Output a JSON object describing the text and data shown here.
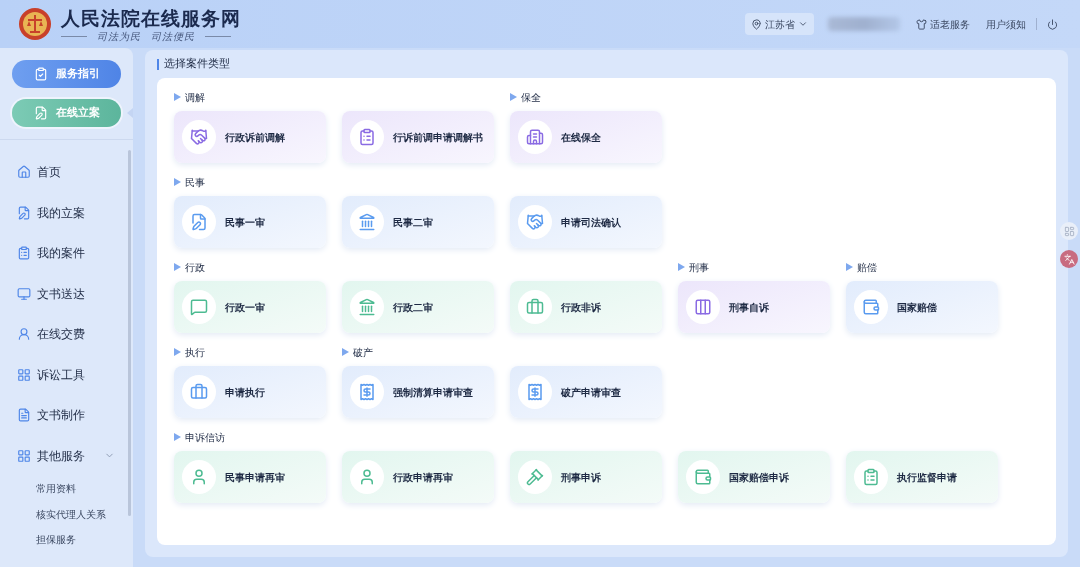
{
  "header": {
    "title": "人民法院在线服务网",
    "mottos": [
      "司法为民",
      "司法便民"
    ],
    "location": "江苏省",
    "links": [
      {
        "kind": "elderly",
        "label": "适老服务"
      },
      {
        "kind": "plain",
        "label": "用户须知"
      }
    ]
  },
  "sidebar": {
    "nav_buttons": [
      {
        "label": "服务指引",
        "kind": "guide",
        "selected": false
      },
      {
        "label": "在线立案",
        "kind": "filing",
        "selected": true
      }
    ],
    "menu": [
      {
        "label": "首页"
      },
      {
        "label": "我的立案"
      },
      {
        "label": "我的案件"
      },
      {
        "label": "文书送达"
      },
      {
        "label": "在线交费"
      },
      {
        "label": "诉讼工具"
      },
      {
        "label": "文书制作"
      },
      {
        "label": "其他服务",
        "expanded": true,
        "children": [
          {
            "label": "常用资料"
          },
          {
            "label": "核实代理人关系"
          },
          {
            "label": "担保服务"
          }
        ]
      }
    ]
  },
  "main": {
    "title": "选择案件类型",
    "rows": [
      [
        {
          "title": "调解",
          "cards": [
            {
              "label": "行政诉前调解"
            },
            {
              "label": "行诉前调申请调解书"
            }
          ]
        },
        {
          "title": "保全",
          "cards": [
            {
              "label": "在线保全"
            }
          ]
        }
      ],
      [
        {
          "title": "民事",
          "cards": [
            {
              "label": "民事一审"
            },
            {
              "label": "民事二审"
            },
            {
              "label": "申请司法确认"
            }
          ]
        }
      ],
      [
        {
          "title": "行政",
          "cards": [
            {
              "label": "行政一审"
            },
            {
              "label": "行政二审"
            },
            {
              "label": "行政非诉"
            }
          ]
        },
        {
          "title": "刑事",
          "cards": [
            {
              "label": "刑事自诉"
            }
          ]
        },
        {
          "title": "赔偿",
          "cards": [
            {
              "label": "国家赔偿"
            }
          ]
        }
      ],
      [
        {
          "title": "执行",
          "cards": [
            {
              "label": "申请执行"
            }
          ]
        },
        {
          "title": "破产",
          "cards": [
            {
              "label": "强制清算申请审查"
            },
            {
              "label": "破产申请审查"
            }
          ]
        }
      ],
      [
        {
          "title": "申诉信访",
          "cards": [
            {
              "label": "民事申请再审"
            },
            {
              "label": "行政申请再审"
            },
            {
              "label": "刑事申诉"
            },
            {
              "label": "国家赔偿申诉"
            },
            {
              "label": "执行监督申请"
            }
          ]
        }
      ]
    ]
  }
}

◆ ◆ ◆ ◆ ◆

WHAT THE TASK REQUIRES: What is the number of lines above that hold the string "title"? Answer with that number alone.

RESULT FOR THIS EXERCISE: 11